Communication & Conditioning
Last semester, I threw a couple of Communication Challenges at my students. My plan was for these to be an escalating series of tasks that would push them from the normative 7th grade view of signaling (hand written notes and mobile video chat, with a vast emptiness in-between) into something that approached a continuum. I hoped it was going to be my sneaky way of making entire idea of a serial protocol into an essential idea.
And it…kinda worked. We ran three of them before building the 3D printer started to eat every Makers class. But in every challenge, I faced a choice of either allowing a hyper reductive physical solution or piling on more arbitrary/adult restrictions to the problem.
This year, I have two classes that each have more students than the previous 3 semesters of Makers combined. At this scale, I’ve been struggling to have the classes cohere into productive subgroups around a challenge. 45 minutes just isn’t long enough to bring students into a new challenge, let them flail at it long enough that the force of their effort settles them into “natural” groups. So, for this, I resorted to one of the corrosive team assignment tools in my middle school toolkit.
To cope with the larger class, I needed larger groups which suggested a layered challenge. So this year it’s a message relay. Stations A and B are reasonably close, but on opposite sides of our facilities barn to prevent for visual contact. B and C can see each other, on a clear day, but are separated by several athletic fields which may or may not be filled with 3rd graders.

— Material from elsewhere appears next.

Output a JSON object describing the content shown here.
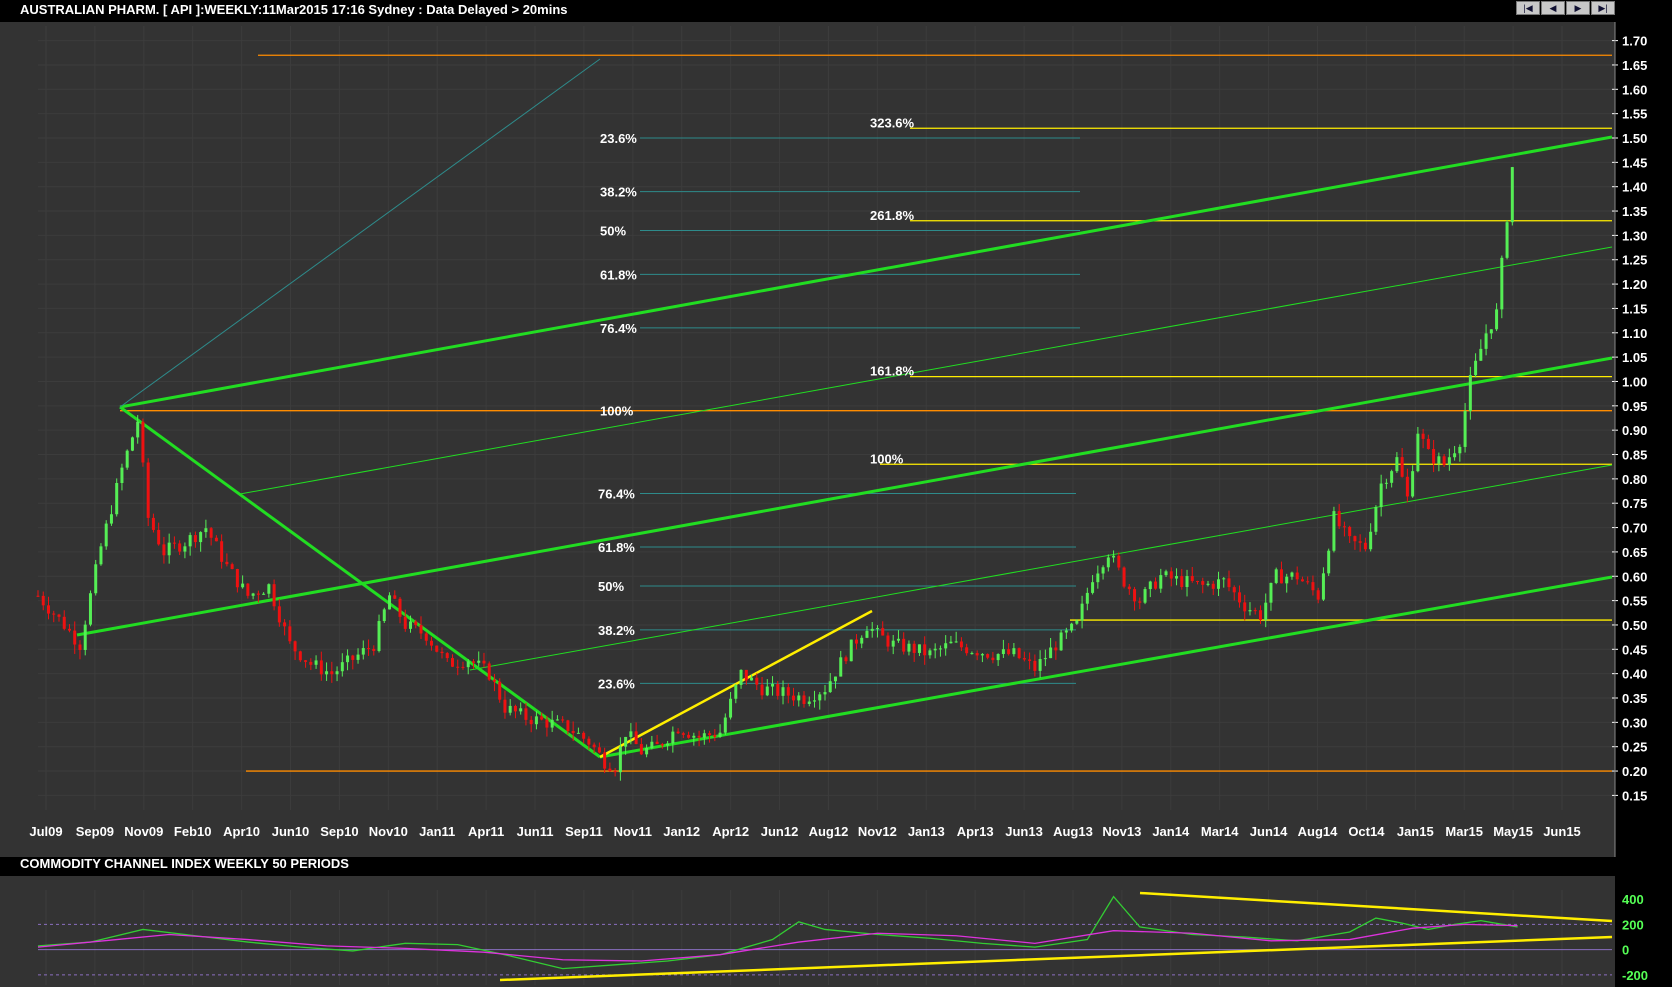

Instead of a collection of Pinky & the Brain quotes, the message is a statement structure with some variable nouns. Last time the absolutely fixed vocabulary meant that students built systems to transmit a single number. I had hoped this would push those returning students a bit further.
I’m writing this in the nadir of #makered achievement. I’ve presented a challenge and then tried to shut up. I’ve watched two classes stumble through innumerable plans to move a physical message between stations. Lots of plans for whatever sport-ball they hope will cover the distance best, or rockets or giant ramps to roll a ball across the entire field. One group is building a PCV and Milkcrate sled to haul an 8 word sentence across the field.

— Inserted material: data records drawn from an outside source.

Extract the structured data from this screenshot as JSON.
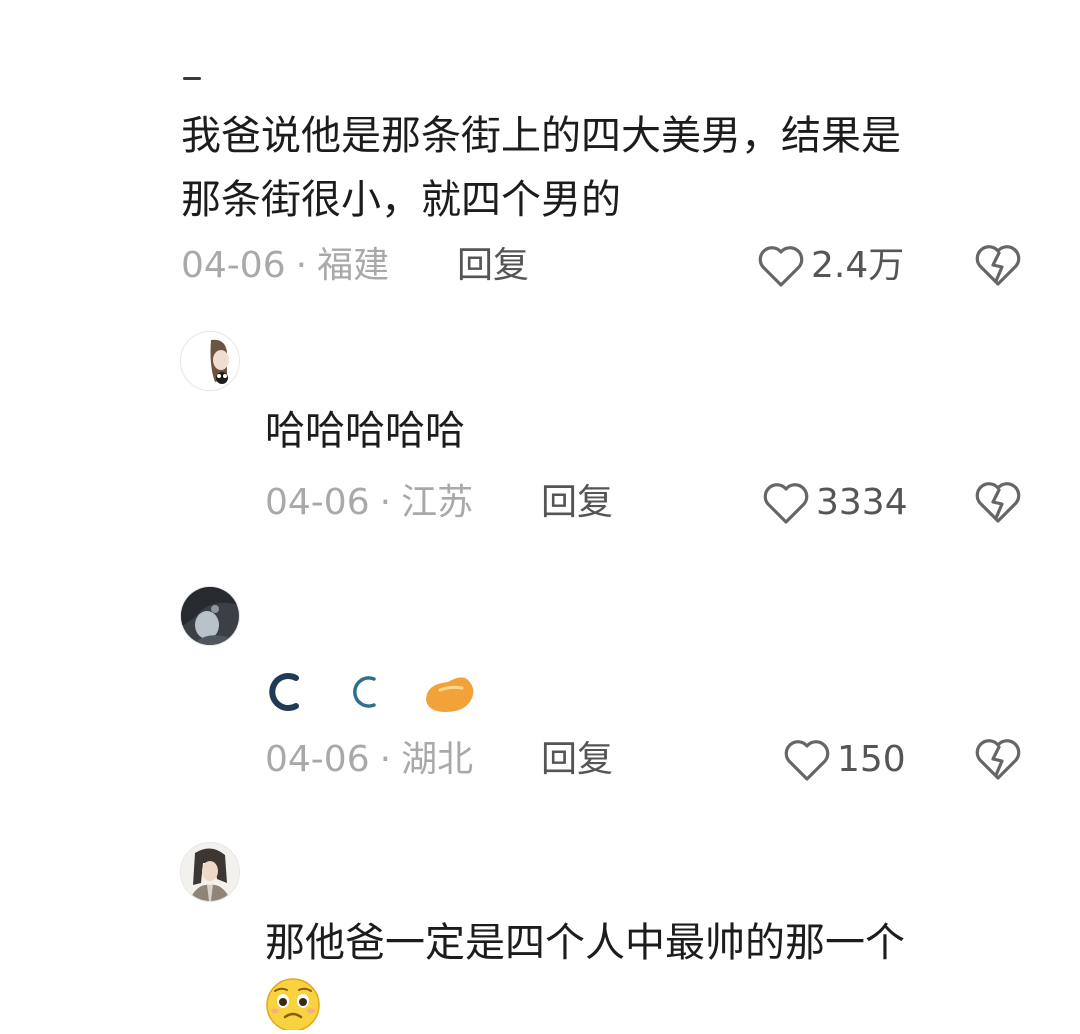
{
  "comments": [
    {
      "text": "我爸说他是那条街上的四大美男，结果是\n那条街很小，就四个男的",
      "date": "04-06",
      "separator": "·",
      "location": "福建",
      "reply_label": "回复",
      "likes": "2.4万",
      "avatar": "none"
    },
    {
      "text": "哈哈哈哈哈",
      "date": "04-06",
      "separator": "·",
      "location": "江苏",
      "reply_label": "回复",
      "likes": "3334",
      "avatar": "girl-with-panda-avatar"
    },
    {
      "text": "",
      "stickers": [
        "crescent-moon-icon",
        "crescent-moon-icon",
        "orange-blob-sticker-icon"
      ],
      "date": "04-06",
      "separator": "·",
      "location": "湖北",
      "reply_label": "回复",
      "likes": "150",
      "avatar": "dark-anime-avatar"
    },
    {
      "text": "那他爸一定是四个人中最帅的那一个",
      "stickers": [
        "pleading-face-emoji-icon"
      ],
      "avatar": "anime-swordsman-avatar"
    }
  ],
  "colors": {
    "text": "#1c1c1c",
    "meta": "#a9a9a9",
    "action": "#555555"
  }
}
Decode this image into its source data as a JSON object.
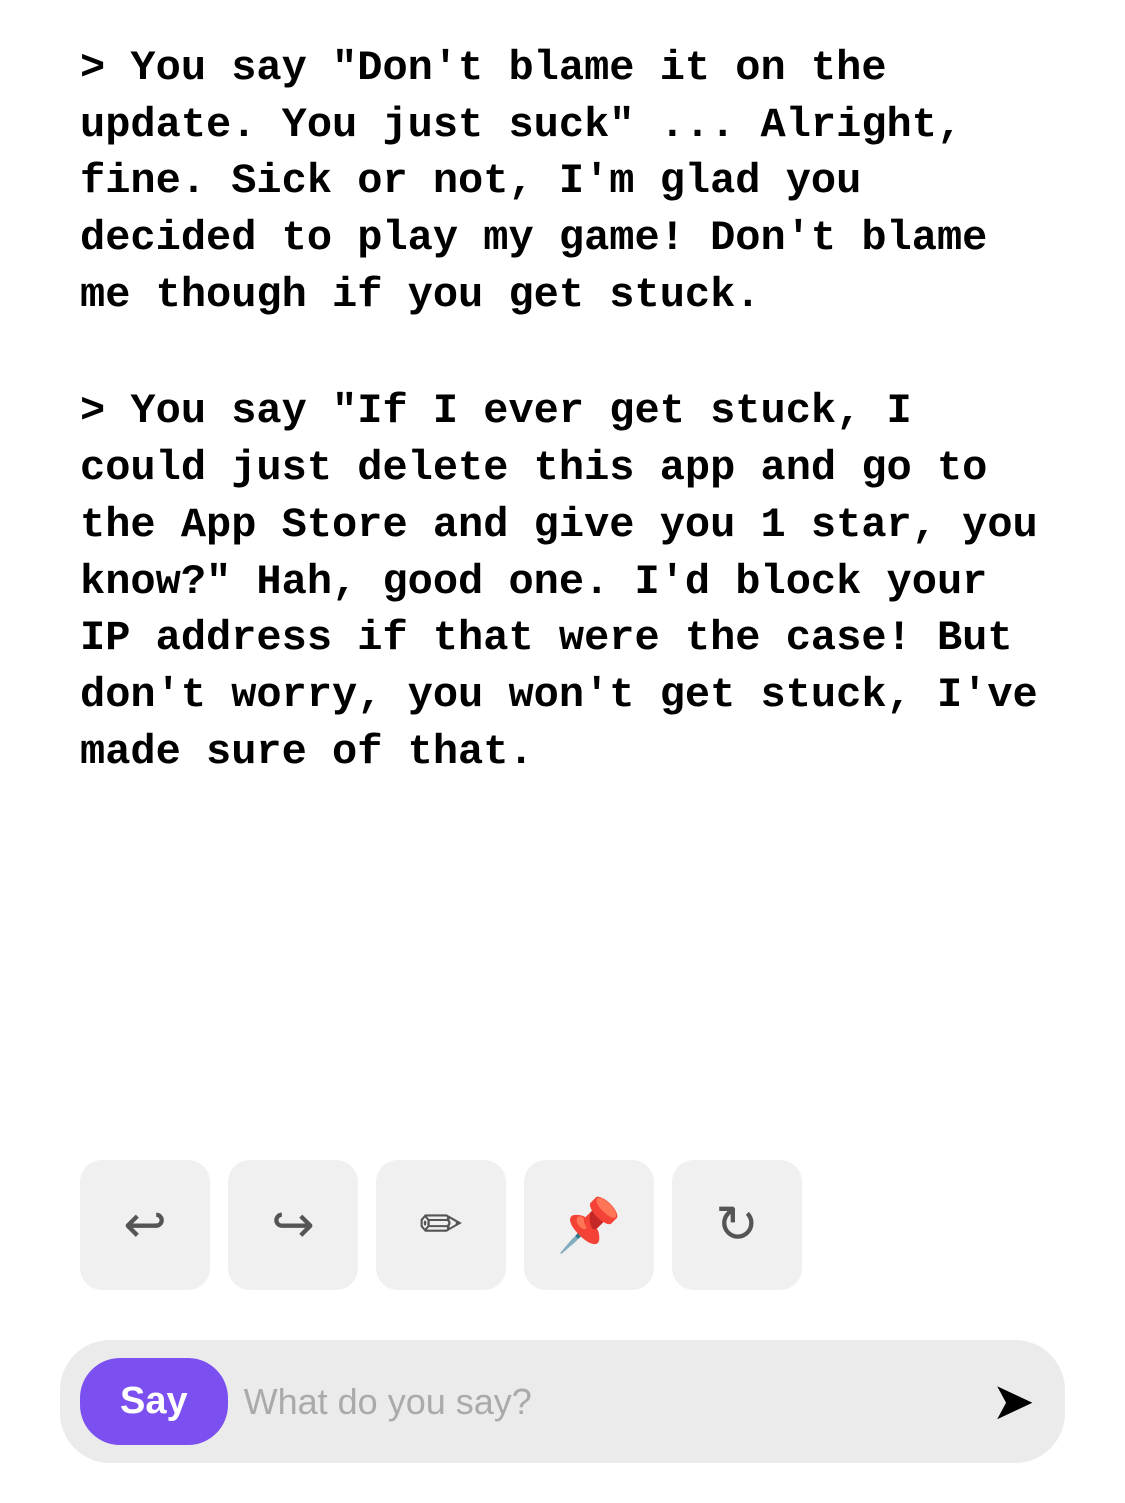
{
  "content": {
    "block1": "> You say \"Don't blame it on the update. You just suck\" ... Alright, fine. Sick or not, I'm glad you decided to play my game! Don't blame me though if you get stuck.",
    "block2": "> You say \"If I ever get stuck, I could just delete this app and go to the App Store and give you 1 star, you know?\" Hah, good one. I'd block your IP address if that were the case! But don't worry, you won't get stuck, I've made sure of that."
  },
  "toolbar": {
    "undo_label": "Undo",
    "redo_label": "Redo",
    "edit_label": "Edit",
    "pin_label": "Pin",
    "refresh_label": "Refresh"
  },
  "input": {
    "say_button_label": "Say",
    "placeholder": "What do you say?",
    "send_icon": "➤"
  }
}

Basically, I’m writing this at the moment where I (and possibly they) are convinced that nothing will work.
I’ve tried to build the challenge with a set of game-like restrictions that quietly discourage certain approaches. Other teams are spectators, and if one of the observers learns the message then… then we all frown? This is also where I see kids looking for the bedrock of grades. Until there’s an awesome example of could be produced, the middle school instinct is to worry about what they HAVE to produce. When schools rely on threats of force, especially abstracted and mediated threats like grades, we create young people who are always looking for the hidden whip.
So I’m distracting myself by building stupid door triggered LEDs and other nonsense, basically trying to fill the classroom environment with concrete bits of the possible. The ugly, slapdash possible.
I think these struggles fit under that umbrella. In my first Makers post-mortem I bemoaned that my decade of experience prodding everyone through the same borderline dull material at roughly the same pace was largely useless to me in Makers. Two years in, I’m struck by how many of those tools are shortcuts that strip agency and choice away from students in order to keep the classroom machine humming. Classroom management systems, even ones I respect like Developmental Designs, are systems that condition students into automatic/unthinking response. Working within a traditional school day makes some measure of conditioning convenient, if not absolutely necessary. But each semester makes me more aware of what I give up, and what I force my students to give away, with those choices.